[OPE-L:7214] [OPE-L:738] Re: Re: Re: Thought experiment on exchange

Gerald Levy (glevy@pratt.edu)
Wed, 24 Mar 1999 01:24:00 -0500 (EST)

Gil wrote in [OPE-L:730]:

> That means <snip>
> that according to your reading of Chapter 1, Marx's conclusion follows
> because it was assumed in the first place, and not because of any
> "equalizing" properties of exchange. Marx's entire reference to the
> properties of exchange is, by this reading, redundant and a red herring.

1. It is necessary, and legitimate (given the subject matter at hand), to
examine commodities before non-commodities (e.g. unimproved land).

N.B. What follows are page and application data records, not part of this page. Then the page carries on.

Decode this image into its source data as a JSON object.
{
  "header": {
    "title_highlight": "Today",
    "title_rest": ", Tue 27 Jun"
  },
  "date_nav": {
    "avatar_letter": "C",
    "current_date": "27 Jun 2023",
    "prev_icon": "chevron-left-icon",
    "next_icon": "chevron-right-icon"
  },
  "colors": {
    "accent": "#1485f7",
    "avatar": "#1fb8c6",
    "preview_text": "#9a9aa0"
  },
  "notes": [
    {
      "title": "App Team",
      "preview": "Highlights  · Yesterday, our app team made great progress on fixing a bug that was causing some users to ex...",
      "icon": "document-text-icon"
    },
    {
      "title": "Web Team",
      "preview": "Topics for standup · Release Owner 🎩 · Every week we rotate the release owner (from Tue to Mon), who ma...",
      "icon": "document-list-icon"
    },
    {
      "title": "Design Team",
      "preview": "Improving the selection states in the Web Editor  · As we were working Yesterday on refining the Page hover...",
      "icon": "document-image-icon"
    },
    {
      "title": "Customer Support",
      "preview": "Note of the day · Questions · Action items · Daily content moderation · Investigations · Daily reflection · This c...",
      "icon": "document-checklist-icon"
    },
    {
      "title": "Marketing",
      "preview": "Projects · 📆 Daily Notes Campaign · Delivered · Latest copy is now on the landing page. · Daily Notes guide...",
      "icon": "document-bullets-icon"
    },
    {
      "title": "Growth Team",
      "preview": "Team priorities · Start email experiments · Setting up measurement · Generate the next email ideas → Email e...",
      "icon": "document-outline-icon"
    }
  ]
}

2. It is legitimate to consider products of wage-labor produced for
exchange under capitalist conditions at this stage of the analysis
since that is required to understand the subject matter of Volume 1
- Capitalist *Production*.

3. Understanding commodity production is required to grasp the essential
nature of capitalism. Understanding non-commodity production is
essential for grasping the essential nature of non-capitalist modes of

4. You seem to think that the subject of rent is a dodge when raised in
relation to this topic. It is not a dodge, rather it was the specific
way in which many of the anomalies that you have mentioned are analyzed
by Marx.

In solidarity, Jerry